Page and application data records
-----

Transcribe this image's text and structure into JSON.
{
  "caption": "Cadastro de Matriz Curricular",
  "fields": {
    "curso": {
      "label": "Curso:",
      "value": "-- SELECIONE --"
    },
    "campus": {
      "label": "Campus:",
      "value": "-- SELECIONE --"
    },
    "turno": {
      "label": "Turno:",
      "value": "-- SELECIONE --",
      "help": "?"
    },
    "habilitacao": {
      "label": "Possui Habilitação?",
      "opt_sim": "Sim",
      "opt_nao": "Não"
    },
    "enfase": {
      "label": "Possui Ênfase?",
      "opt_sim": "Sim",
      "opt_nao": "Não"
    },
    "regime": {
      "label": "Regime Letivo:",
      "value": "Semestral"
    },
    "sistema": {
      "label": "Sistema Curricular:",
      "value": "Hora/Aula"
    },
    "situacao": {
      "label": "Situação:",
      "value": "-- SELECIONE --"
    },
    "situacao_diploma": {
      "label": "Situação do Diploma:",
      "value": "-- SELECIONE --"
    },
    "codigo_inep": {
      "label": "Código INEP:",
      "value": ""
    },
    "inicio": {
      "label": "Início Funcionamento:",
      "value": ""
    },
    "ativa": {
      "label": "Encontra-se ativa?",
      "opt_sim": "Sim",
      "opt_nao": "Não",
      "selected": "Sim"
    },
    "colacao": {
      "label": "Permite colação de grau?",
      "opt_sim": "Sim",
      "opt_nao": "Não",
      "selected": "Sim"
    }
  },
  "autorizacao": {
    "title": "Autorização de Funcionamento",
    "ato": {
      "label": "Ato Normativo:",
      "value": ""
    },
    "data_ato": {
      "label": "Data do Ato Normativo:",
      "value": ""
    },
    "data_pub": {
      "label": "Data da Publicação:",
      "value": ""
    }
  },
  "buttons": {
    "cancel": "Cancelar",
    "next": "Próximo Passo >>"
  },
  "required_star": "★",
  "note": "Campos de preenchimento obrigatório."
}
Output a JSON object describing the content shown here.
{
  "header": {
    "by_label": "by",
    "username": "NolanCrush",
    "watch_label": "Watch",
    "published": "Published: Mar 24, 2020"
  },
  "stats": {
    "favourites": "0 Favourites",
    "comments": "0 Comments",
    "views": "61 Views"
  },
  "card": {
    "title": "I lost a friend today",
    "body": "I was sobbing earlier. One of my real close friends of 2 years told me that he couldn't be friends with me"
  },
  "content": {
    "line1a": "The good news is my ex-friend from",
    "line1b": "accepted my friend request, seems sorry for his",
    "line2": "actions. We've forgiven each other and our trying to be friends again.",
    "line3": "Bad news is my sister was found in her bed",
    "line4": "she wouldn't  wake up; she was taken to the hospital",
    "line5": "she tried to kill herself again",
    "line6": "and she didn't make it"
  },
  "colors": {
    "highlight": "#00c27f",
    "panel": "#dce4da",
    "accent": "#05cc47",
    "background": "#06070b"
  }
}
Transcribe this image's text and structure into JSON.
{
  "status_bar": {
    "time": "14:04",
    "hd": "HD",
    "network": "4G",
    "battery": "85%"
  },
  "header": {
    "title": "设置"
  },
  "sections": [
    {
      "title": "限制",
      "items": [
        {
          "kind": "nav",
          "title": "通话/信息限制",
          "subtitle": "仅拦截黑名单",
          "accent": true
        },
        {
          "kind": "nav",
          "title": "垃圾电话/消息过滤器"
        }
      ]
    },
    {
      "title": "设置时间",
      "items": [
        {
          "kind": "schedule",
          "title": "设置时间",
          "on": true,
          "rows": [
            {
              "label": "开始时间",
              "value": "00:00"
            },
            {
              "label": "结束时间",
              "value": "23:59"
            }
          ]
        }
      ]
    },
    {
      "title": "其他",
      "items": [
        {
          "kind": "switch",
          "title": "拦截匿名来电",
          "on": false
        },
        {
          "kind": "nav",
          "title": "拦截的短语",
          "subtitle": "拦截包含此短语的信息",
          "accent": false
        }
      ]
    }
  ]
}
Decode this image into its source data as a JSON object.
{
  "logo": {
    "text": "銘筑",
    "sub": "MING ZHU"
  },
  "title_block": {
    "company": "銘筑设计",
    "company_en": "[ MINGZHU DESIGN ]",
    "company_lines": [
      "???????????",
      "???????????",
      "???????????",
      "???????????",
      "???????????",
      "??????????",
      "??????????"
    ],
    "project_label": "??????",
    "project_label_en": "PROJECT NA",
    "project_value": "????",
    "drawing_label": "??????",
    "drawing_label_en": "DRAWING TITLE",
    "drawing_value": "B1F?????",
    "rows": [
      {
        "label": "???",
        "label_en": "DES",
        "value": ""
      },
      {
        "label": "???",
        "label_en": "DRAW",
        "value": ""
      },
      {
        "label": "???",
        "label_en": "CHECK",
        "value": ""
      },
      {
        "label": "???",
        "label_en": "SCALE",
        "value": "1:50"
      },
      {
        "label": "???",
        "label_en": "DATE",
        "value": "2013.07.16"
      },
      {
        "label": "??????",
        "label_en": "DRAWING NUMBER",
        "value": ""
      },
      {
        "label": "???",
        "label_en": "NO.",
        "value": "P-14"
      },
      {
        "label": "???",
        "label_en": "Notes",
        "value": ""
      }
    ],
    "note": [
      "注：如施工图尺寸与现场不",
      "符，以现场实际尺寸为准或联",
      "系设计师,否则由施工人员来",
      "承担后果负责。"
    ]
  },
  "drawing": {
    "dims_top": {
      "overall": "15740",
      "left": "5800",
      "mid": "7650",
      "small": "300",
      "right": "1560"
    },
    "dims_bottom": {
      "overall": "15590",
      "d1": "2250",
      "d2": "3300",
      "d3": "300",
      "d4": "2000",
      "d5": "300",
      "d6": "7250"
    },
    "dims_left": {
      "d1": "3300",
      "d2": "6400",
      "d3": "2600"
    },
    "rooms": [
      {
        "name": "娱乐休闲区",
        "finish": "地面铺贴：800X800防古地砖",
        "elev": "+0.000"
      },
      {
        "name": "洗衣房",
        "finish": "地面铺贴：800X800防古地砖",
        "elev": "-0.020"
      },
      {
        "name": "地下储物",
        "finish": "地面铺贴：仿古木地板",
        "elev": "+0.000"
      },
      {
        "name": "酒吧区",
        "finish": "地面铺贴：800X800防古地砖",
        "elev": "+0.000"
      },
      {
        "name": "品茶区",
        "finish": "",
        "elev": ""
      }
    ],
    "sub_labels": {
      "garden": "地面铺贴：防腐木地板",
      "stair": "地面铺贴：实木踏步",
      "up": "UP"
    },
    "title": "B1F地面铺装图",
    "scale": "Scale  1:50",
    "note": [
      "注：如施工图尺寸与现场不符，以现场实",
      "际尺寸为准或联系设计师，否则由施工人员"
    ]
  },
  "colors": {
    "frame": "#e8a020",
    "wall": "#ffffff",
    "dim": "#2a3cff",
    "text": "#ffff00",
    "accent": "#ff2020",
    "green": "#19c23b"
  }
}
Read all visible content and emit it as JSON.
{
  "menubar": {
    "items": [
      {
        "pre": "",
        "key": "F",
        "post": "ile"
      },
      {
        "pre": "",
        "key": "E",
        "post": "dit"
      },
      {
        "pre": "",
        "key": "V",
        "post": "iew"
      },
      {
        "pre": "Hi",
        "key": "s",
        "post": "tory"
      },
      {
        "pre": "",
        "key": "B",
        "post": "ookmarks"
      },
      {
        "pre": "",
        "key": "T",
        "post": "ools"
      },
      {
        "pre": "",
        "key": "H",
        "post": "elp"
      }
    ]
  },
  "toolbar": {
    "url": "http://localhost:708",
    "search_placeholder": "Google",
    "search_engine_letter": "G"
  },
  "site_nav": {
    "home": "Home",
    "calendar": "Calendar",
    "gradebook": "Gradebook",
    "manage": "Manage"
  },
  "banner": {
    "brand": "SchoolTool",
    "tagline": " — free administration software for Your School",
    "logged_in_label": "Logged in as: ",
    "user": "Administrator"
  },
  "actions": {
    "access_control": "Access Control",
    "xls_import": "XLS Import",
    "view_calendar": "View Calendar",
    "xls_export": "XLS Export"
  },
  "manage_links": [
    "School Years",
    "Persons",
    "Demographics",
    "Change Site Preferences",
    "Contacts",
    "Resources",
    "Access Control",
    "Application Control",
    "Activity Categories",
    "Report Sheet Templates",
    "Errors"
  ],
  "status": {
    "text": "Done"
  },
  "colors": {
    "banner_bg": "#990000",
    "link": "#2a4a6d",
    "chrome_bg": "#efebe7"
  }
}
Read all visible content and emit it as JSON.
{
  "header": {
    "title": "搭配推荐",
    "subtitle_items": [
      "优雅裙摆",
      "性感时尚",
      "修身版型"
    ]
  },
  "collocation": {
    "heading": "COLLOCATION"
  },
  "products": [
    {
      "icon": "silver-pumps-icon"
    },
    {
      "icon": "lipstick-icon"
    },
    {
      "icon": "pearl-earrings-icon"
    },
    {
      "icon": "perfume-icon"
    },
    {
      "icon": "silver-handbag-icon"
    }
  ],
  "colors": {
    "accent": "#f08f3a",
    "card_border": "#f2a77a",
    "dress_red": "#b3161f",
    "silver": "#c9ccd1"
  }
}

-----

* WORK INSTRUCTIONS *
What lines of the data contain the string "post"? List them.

* EXERCISE OUTPUT *
        "post": "ile"
        "post": "dit"
        "post": "iew"
        "post": "tory"
        "post": "ookmarks"
        "post": "ools"
        "post": "elp"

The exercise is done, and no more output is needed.